**Work task:** Each line below should be retyped exactly, with no pictures.
──────── Provided material ────────
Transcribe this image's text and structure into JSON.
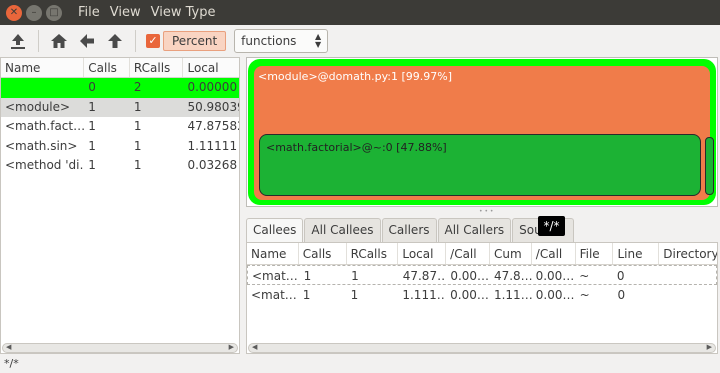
{
  "window": {
    "menu": [
      "File",
      "View",
      "View Type"
    ]
  },
  "toolbar": {
    "percent_label": "Percent",
    "percent_checked": true,
    "view_type": "functions",
    "icons": [
      "upload-icon",
      "home-icon",
      "back-arrow-icon",
      "up-arrow-icon"
    ]
  },
  "left_table": {
    "headers": [
      "Name",
      "Calls",
      "RCalls",
      "Local"
    ],
    "rows": [
      {
        "name": "",
        "calls": "0",
        "rcalls": "2",
        "local": "0.00000"
      },
      {
        "name": "<module>",
        "calls": "1",
        "rcalls": "1",
        "local": "50.98039"
      },
      {
        "name": "<math.fact…",
        "calls": "1",
        "rcalls": "1",
        "local": "47.87582"
      },
      {
        "name": "<math.sin>",
        "calls": "1",
        "rcalls": "1",
        "local": "1.11111"
      },
      {
        "name": "<method 'di…",
        "calls": "1",
        "rcalls": "1",
        "local": "0.03268"
      }
    ]
  },
  "flame": {
    "module_label": "<module>@domath.py:1 [99.97%]",
    "factorial_label": "<math.factorial>@~:0 [47.88%]",
    "colors": {
      "root": "#00ff00",
      "module": "#f07c4a",
      "factorial": "#1cb234"
    }
  },
  "tabs": {
    "items": [
      "Callees",
      "All Callees",
      "Callers",
      "All Callers",
      "Sour"
    ],
    "tooltip": "*/*"
  },
  "bottom_table": {
    "headers": [
      "Name",
      "Calls",
      "RCalls",
      "Local",
      "/Call",
      "Cum",
      "/Call",
      "File",
      "Line",
      "Directory"
    ],
    "rows": [
      [
        "<mat…",
        "1",
        "1",
        "47.87…",
        "0.00…",
        "47.8…",
        "0.00…",
        "~",
        "0",
        ""
      ],
      [
        "<mat…",
        "1",
        "1",
        "1.111…",
        "0.00…",
        "1.11…",
        "0.00…",
        "~",
        "0",
        ""
      ]
    ]
  },
  "status": "*/*"
}
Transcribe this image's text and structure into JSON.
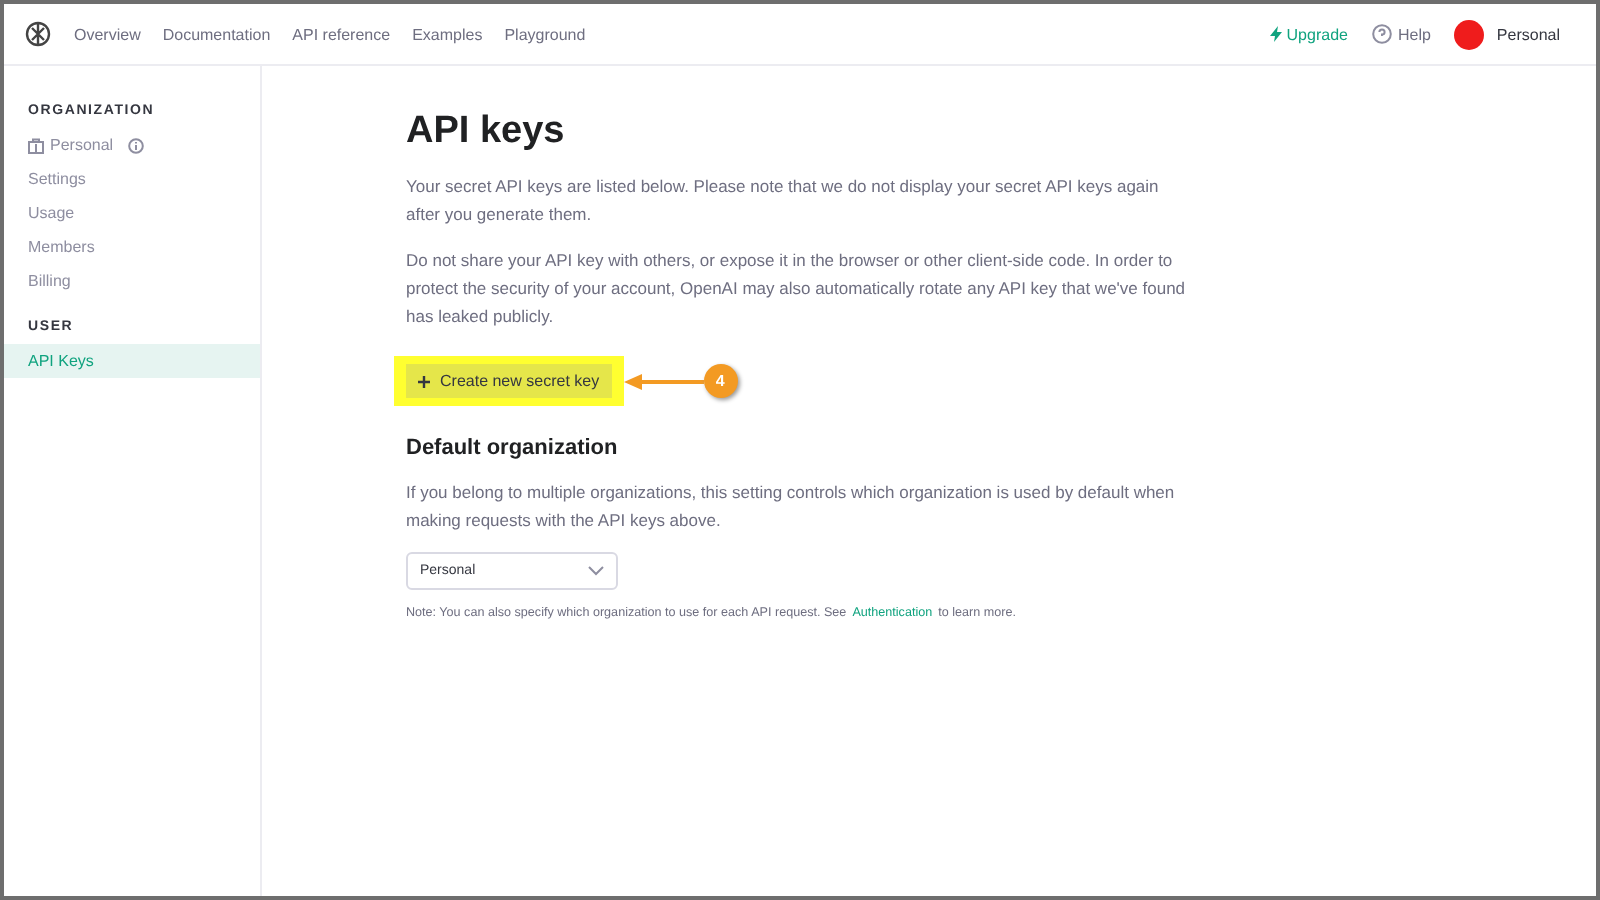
{
  "nav": {
    "links": [
      {
        "label": "Overview"
      },
      {
        "label": "Documentation"
      },
      {
        "label": "API reference"
      },
      {
        "label": "Examples"
      },
      {
        "label": "Playground"
      }
    ],
    "upgrade": "Upgrade",
    "help": "Help",
    "account": "Personal"
  },
  "sidebar": {
    "sections": [
      {
        "heading": "ORGANIZATION",
        "items": [
          {
            "label": "Personal",
            "kind": "org",
            "selected": false
          },
          {
            "label": "Settings",
            "kind": "link",
            "selected": false
          },
          {
            "label": "Usage",
            "kind": "link",
            "selected": false
          },
          {
            "label": "Members",
            "kind": "link",
            "selected": false
          },
          {
            "label": "Billing",
            "kind": "link",
            "selected": false
          }
        ]
      },
      {
        "heading": "USER",
        "items": [
          {
            "label": "API Keys",
            "kind": "link",
            "selected": true
          }
        ]
      }
    ]
  },
  "main": {
    "title": "API keys",
    "paragraphs": [
      "Your secret API keys are listed below. Please note that we do not display your secret API keys again after you generate them.",
      "Do not share your API key with others, or expose it in the browser or other client-side code. In order to protect the security of your account, OpenAI may also automatically rotate any API key that we've found has leaked publicly."
    ],
    "create_button": "Create new secret key",
    "callout": {
      "badge": "4"
    },
    "default_org": {
      "title": "Default organization",
      "description": "If you belong to multiple organizations, this setting controls which organization is used by default when making requests with the API keys above.",
      "select_value": "Personal",
      "note_before": "Note: You can also specify which organization to use for each API request. See",
      "note_link": "Authentication",
      "note_after": "to learn more."
    }
  }
}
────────
**Exercise solution:**
Transcribe this image's text and structure into JSON.
{
  "window": {
    "menu": [
      "File",
      "View",
      "View Type"
    ]
  },
  "toolbar": {
    "percent_label": "Percent",
    "percent_checked": true,
    "view_type": "functions",
    "icons": [
      "upload-icon",
      "home-icon",
      "back-arrow-icon",
      "up-arrow-icon"
    ]
  },
  "left_table": {
    "headers": [
      "Name",
      "Calls",
      "RCalls",
      "Local"
    ],
    "rows": [
      {
        "name": "",
        "calls": "0",
        "rcalls": "2",
        "local": "0.00000"
      },
      {
        "name": "<module>",
        "calls": "1",
        "rcalls": "1",
        "local": "50.98039"
      },
      {
        "name": "<math.fact…",
        "calls": "1",
        "rcalls": "1",
        "local": "47.87582"
      },
      {
        "name": "<math.sin>",
        "calls": "1",
        "rcalls": "1",
        "local": "1.11111"
      },
      {
        "name": "<method 'di…",
        "calls": "1",
        "rcalls": "1",
        "local": "0.03268"
      }
    ]
  },
  "flame": {
    "module_label": "<module>@domath.py:1 [99.97%]",
    "factorial_label": "<math.factorial>@~:0 [47.88%]",
    "colors": {
      "root": "#00ff00",
      "module": "#f07c4a",
      "factorial": "#1cb234"
    }
  },
  "tabs": {
    "items": [
      "Callees",
      "All Callees",
      "Callers",
      "All Callers",
      "Sour"
    ],
    "tooltip": "*/*"
  },
  "bottom_table": {
    "headers": [
      "Name",
      "Calls",
      "RCalls",
      "Local",
      "/Call",
      "Cum",
      "/Call",
      "File",
      "Line",
      "Directory"
    ],
    "rows": [
      [
        "<mat…",
        "1",
        "1",
        "47.87…",
        "0.00…",
        "47.8…",
        "0.00…",
        "~",
        "0",
        ""
      ],
      [
        "<mat…",
        "1",
        "1",
        "1.111…",
        "0.00…",
        "1.11…",
        "0.00…",
        "~",
        "0",
        ""
      ]
    ]
  },
  "status": "*/*"
}
Transcribe this image's text and structure into JSON.
{
  "nav": {
    "links": [
      {
        "label": "Overview"
      },
      {
        "label": "Documentation"
      },
      {
        "label": "API reference"
      },
      {
        "label": "Examples"
      },
      {
        "label": "Playground"
      }
    ],
    "upgrade": "Upgrade",
    "help": "Help",
    "account": "Personal"
  },
  "sidebar": {
    "sections": [
      {
        "heading": "ORGANIZATION",
        "items": [
          {
            "label": "Personal",
            "kind": "org",
            "selected": false
          },
          {
            "label": "Settings",
            "kind": "link",
            "selected": false
          },
          {
            "label": "Usage",
            "kind": "link",
            "selected": false
          },
          {
            "label": "Members",
            "kind": "link",
            "selected": false
          },
          {
            "label": "Billing",
            "kind": "link",
            "selected": false
          }
        ]
      },
      {
        "heading": "USER",
        "items": [
          {
            "label": "API Keys",
            "kind": "link",
            "selected": true
          }
        ]
      }
    ]
  },
  "main": {
    "title": "API keys",
    "paragraphs": [
      "Your secret API keys are listed below. Please note that we do not display your secret API keys again after you generate them.",
      "Do not share your API key with others, or expose it in the browser or other client-side code. In order to protect the security of your account, OpenAI may also automatically rotate any API key that we've found has leaked publicly."
    ],
    "create_button": "Create new secret key",
    "callout": {
      "badge": "4"
    },
    "default_org": {
      "title": "Default organization",
      "description": "If you belong to multiple organizations, this setting controls which organization is used by default when making requests with the API keys above.",
      "select_value": "Personal",
      "note_before": "Note: You can also specify which organization to use for each API request. See",
      "note_link": "Authentication",
      "note_after": "to learn more."
    }
  }
}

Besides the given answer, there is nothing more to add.